- _WHAT TO DO_
Copy every record exactly, leaving the pictures out.

- _MATERIAL PROVIDED_

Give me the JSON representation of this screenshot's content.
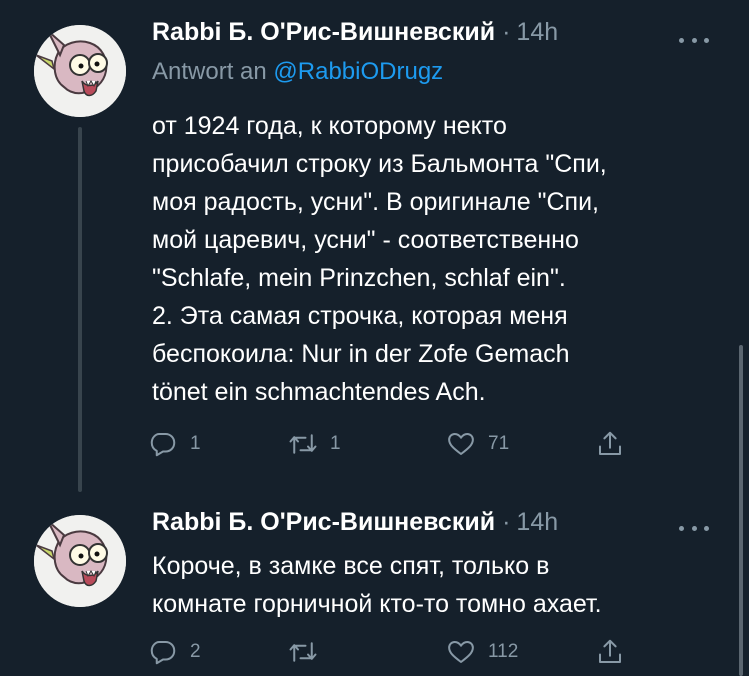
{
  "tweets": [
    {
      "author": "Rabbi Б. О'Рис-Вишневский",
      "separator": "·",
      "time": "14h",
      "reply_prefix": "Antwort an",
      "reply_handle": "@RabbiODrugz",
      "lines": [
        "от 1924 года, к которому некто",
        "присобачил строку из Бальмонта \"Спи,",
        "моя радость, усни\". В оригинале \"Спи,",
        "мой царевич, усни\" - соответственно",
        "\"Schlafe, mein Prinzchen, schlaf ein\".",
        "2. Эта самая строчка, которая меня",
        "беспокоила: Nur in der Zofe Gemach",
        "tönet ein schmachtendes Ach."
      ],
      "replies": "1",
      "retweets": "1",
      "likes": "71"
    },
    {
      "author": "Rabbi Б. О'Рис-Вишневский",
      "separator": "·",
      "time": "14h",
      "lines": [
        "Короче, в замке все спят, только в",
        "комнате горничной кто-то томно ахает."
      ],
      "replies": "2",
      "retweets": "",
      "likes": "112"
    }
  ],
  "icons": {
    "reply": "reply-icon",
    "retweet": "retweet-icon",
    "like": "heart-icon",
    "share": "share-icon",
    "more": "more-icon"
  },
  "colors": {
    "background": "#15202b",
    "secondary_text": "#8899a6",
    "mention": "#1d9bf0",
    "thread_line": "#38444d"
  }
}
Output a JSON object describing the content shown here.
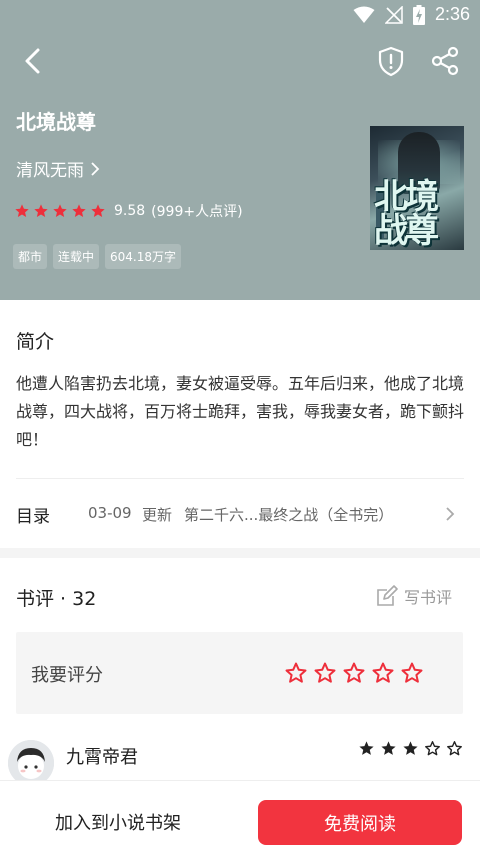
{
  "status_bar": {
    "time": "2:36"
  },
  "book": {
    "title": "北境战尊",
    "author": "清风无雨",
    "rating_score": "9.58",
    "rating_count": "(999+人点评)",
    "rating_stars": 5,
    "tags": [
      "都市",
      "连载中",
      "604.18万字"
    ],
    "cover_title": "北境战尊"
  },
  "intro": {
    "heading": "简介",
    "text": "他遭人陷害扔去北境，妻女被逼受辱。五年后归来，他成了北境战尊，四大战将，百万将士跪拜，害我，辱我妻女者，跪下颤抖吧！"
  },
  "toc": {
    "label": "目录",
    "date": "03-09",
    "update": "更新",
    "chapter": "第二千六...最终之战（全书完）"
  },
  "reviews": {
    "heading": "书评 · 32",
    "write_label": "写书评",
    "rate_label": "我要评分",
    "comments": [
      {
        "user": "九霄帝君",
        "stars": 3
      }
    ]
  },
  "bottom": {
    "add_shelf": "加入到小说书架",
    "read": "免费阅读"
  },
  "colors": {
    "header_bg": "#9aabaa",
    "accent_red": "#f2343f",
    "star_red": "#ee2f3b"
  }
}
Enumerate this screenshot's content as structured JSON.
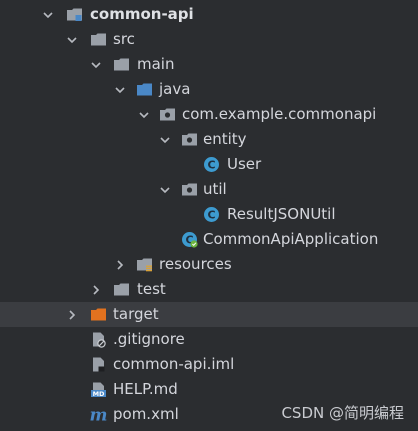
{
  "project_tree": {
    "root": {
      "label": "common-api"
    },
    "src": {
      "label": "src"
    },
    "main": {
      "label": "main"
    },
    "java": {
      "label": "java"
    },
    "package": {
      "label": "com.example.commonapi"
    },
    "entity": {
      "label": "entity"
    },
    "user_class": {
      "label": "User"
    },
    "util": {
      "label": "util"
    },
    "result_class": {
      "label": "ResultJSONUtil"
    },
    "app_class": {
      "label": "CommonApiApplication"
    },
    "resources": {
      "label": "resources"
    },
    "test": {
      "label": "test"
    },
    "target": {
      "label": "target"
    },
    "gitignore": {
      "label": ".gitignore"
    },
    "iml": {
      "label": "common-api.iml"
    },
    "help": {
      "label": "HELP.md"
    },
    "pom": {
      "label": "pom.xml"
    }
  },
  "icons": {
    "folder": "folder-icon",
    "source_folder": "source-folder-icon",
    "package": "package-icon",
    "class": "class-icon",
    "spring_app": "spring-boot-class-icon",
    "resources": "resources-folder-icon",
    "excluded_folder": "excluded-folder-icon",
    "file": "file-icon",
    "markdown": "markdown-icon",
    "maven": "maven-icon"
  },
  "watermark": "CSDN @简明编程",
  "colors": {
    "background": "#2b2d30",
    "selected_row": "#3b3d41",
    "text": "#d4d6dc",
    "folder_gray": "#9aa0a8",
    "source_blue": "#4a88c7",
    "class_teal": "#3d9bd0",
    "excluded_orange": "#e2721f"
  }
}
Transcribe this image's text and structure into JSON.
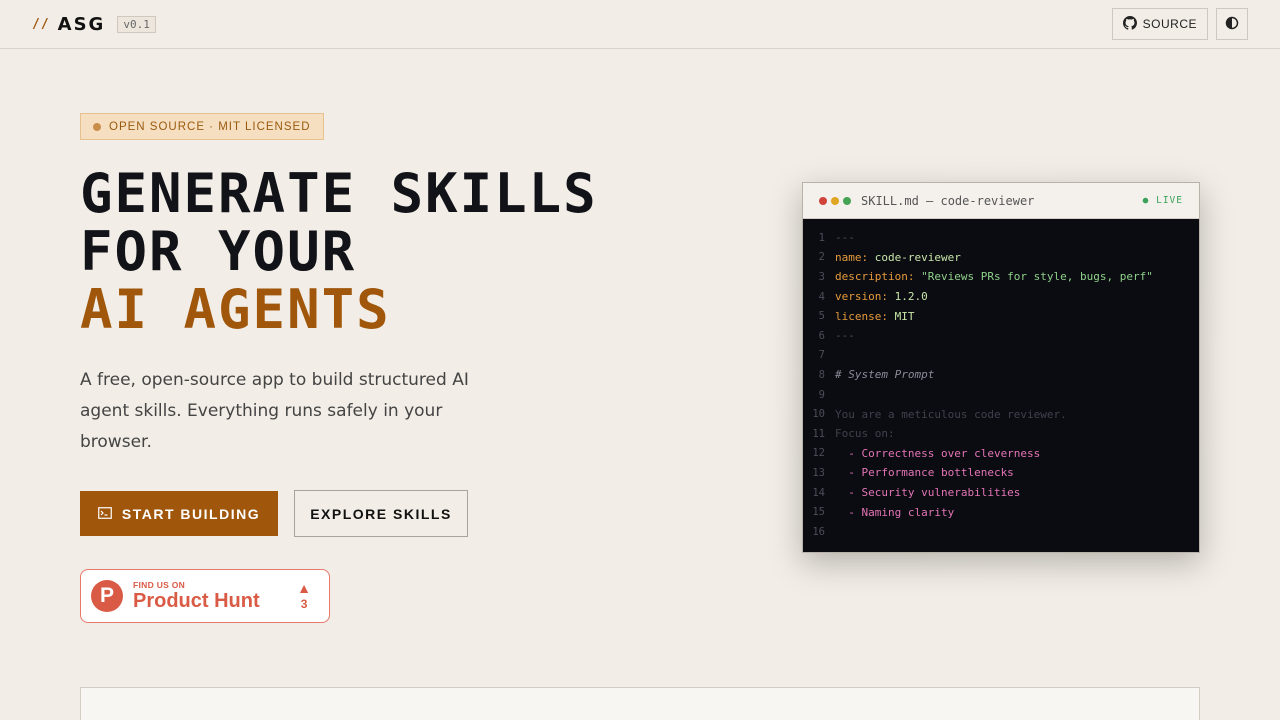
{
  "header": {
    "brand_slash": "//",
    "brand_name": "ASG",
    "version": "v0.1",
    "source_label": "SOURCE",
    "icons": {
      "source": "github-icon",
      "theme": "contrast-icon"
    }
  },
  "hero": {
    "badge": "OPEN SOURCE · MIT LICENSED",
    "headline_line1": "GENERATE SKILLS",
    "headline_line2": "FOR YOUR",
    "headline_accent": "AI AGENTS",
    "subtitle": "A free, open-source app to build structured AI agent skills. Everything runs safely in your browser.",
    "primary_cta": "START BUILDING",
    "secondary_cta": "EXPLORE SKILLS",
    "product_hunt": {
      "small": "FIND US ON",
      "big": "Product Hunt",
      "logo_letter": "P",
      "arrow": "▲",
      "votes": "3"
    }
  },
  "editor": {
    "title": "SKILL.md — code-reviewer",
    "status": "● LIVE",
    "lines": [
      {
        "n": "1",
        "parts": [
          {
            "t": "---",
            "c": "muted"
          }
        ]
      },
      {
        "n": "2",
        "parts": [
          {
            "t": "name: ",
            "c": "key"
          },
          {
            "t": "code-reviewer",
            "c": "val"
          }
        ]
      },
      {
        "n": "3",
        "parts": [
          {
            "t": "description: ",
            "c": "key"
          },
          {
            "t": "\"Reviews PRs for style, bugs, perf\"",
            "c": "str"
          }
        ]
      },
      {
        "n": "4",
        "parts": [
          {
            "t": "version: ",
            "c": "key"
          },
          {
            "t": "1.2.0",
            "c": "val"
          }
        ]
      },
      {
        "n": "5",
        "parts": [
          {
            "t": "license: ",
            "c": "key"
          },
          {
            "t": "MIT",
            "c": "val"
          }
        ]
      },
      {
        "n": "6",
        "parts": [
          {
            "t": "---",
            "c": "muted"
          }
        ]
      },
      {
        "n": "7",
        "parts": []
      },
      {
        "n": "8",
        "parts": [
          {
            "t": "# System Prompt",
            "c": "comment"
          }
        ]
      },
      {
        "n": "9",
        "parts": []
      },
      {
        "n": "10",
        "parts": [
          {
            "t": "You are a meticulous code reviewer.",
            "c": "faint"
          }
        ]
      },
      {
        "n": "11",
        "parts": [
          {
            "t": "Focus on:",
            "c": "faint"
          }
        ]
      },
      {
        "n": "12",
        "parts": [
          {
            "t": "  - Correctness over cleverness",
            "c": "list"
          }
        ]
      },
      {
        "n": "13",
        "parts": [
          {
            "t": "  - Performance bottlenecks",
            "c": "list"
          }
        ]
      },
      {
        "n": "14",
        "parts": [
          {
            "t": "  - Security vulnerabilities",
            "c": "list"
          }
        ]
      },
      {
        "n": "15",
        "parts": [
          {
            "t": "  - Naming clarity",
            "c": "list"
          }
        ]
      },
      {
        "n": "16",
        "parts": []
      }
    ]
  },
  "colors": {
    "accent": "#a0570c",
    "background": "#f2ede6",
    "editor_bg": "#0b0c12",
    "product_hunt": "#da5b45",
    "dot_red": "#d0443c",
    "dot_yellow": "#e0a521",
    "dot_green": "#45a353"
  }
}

- _TASK RESPONSE_
Give me the JSON representation of this screenshot's content.
{
  "tweets": [
    {
      "author": "Rabbi Б. О'Рис-Вишневский",
      "separator": "·",
      "time": "14h",
      "reply_prefix": "Antwort an",
      "reply_handle": "@RabbiODrugz",
      "lines": [
        "от 1924 года, к которому некто",
        "присобачил строку из Бальмонта \"Спи,",
        "моя радость, усни\". В оригинале \"Спи,",
        "мой царевич, усни\" - соответственно",
        "\"Schlafe, mein Prinzchen, schlaf ein\".",
        "2. Эта самая строчка, которая меня",
        "беспокоила: Nur in der Zofe Gemach",
        "tönet ein schmachtendes Ach."
      ],
      "replies": "1",
      "retweets": "1",
      "likes": "71"
    },
    {
      "author": "Rabbi Б. О'Рис-Вишневский",
      "separator": "·",
      "time": "14h",
      "lines": [
        "Короче, в замке все спят, только в",
        "комнате горничной кто-то томно ахает."
      ],
      "replies": "2",
      "retweets": "",
      "likes": "112"
    }
  ],
  "icons": {
    "reply": "reply-icon",
    "retweet": "retweet-icon",
    "like": "heart-icon",
    "share": "share-icon",
    "more": "more-icon"
  },
  "colors": {
    "background": "#15202b",
    "secondary_text": "#8899a6",
    "mention": "#1d9bf0",
    "thread_line": "#38444d"
  }
}
Output a JSON object describing the content shown here.
{
  "status_bar": {
    "time": "2:36"
  },
  "book": {
    "title": "北境战尊",
    "author": "清风无雨",
    "rating_score": "9.58",
    "rating_count": "(999+人点评)",
    "rating_stars": 5,
    "tags": [
      "都市",
      "连载中",
      "604.18万字"
    ],
    "cover_title": "北境战尊"
  },
  "intro": {
    "heading": "简介",
    "text": "他遭人陷害扔去北境，妻女被逼受辱。五年后归来，他成了北境战尊，四大战将，百万将士跪拜，害我，辱我妻女者，跪下颤抖吧！"
  },
  "toc": {
    "label": "目录",
    "date": "03-09",
    "update": "更新",
    "chapter": "第二千六...最终之战（全书完）"
  },
  "reviews": {
    "heading": "书评 · 32",
    "write_label": "写书评",
    "rate_label": "我要评分",
    "comments": [
      {
        "user": "九霄帝君",
        "stars": 3
      }
    ]
  },
  "bottom": {
    "add_shelf": "加入到小说书架",
    "read": "免费阅读"
  },
  "colors": {
    "header_bg": "#9aabaa",
    "accent_red": "#f2343f",
    "star_red": "#ee2f3b"
  }
}
Enumerate this screenshot's content as structured JSON.
{
  "project_tree": {
    "root": {
      "label": "common-api"
    },
    "src": {
      "label": "src"
    },
    "main": {
      "label": "main"
    },
    "java": {
      "label": "java"
    },
    "package": {
      "label": "com.example.commonapi"
    },
    "entity": {
      "label": "entity"
    },
    "user_class": {
      "label": "User"
    },
    "util": {
      "label": "util"
    },
    "result_class": {
      "label": "ResultJSONUtil"
    },
    "app_class": {
      "label": "CommonApiApplication"
    },
    "resources": {
      "label": "resources"
    },
    "test": {
      "label": "test"
    },
    "target": {
      "label": "target"
    },
    "gitignore": {
      "label": ".gitignore"
    },
    "iml": {
      "label": "common-api.iml"
    },
    "help": {
      "label": "HELP.md"
    },
    "pom": {
      "label": "pom.xml"
    }
  },
  "icons": {
    "folder": "folder-icon",
    "source_folder": "source-folder-icon",
    "package": "package-icon",
    "class": "class-icon",
    "spring_app": "spring-boot-class-icon",
    "resources": "resources-folder-icon",
    "excluded_folder": "excluded-folder-icon",
    "file": "file-icon",
    "markdown": "markdown-icon",
    "maven": "maven-icon"
  },
  "watermark": "CSDN @简明编程",
  "colors": {
    "background": "#2b2d30",
    "selected_row": "#3b3d41",
    "text": "#d4d6dc",
    "folder_gray": "#9aa0a8",
    "source_blue": "#4a88c7",
    "class_teal": "#3d9bd0",
    "excluded_orange": "#e2721f"
  }
}
Transcribe this image's text and structure into JSON.
{
  "header": {
    "brand_slash": "//",
    "brand_name": "ASG",
    "version": "v0.1",
    "source_label": "SOURCE",
    "icons": {
      "source": "github-icon",
      "theme": "contrast-icon"
    }
  },
  "hero": {
    "badge": "OPEN SOURCE · MIT LICENSED",
    "headline_line1": "GENERATE SKILLS",
    "headline_line2": "FOR YOUR",
    "headline_accent": "AI AGENTS",
    "subtitle": "A free, open-source app to build structured AI agent skills. Everything runs safely in your browser.",
    "primary_cta": "START BUILDING",
    "secondary_cta": "EXPLORE SKILLS",
    "product_hunt": {
      "small": "FIND US ON",
      "big": "Product Hunt",
      "logo_letter": "P",
      "arrow": "▲",
      "votes": "3"
    }
  },
  "editor": {
    "title": "SKILL.md — code-reviewer",
    "status": "● LIVE",
    "lines": [
      {
        "n": "1",
        "parts": [
          {
            "t": "---",
            "c": "muted"
          }
        ]
      },
      {
        "n": "2",
        "parts": [
          {
            "t": "name: ",
            "c": "key"
          },
          {
            "t": "code-reviewer",
            "c": "val"
          }
        ]
      },
      {
        "n": "3",
        "parts": [
          {
            "t": "description: ",
            "c": "key"
          },
          {
            "t": "\"Reviews PRs for style, bugs, perf\"",
            "c": "str"
          }
        ]
      },
      {
        "n": "4",
        "parts": [
          {
            "t": "version: ",
            "c": "key"
          },
          {
            "t": "1.2.0",
            "c": "val"
          }
        ]
      },
      {
        "n": "5",
        "parts": [
          {
            "t": "license: ",
            "c": "key"
          },
          {
            "t": "MIT",
            "c": "val"
          }
        ]
      },
      {
        "n": "6",
        "parts": [
          {
            "t": "---",
            "c": "muted"
          }
        ]
      },
      {
        "n": "7",
        "parts": []
      },
      {
        "n": "8",
        "parts": [
          {
            "t": "# System Prompt",
            "c": "comment"
          }
        ]
      },
      {
        "n": "9",
        "parts": []
      },
      {
        "n": "10",
        "parts": [
          {
            "t": "You are a meticulous code reviewer.",
            "c": "faint"
          }
        ]
      },
      {
        "n": "11",
        "parts": [
          {
            "t": "Focus on:",
            "c": "faint"
          }
        ]
      },
      {
        "n": "12",
        "parts": [
          {
            "t": "  - Correctness over cleverness",
            "c": "list"
          }
        ]
      },
      {
        "n": "13",
        "parts": [
          {
            "t": "  - Performance bottlenecks",
            "c": "list"
          }
        ]
      },
      {
        "n": "14",
        "parts": [
          {
            "t": "  - Security vulnerabilities",
            "c": "list"
          }
        ]
      },
      {
        "n": "15",
        "parts": [
          {
            "t": "  - Naming clarity",
            "c": "list"
          }
        ]
      },
      {
        "n": "16",
        "parts": []
      }
    ]
  },
  "colors": {
    "accent": "#a0570c",
    "background": "#f2ede6",
    "editor_bg": "#0b0c12",
    "product_hunt": "#da5b45",
    "dot_red": "#d0443c",
    "dot_yellow": "#e0a521",
    "dot_green": "#45a353"
  }
}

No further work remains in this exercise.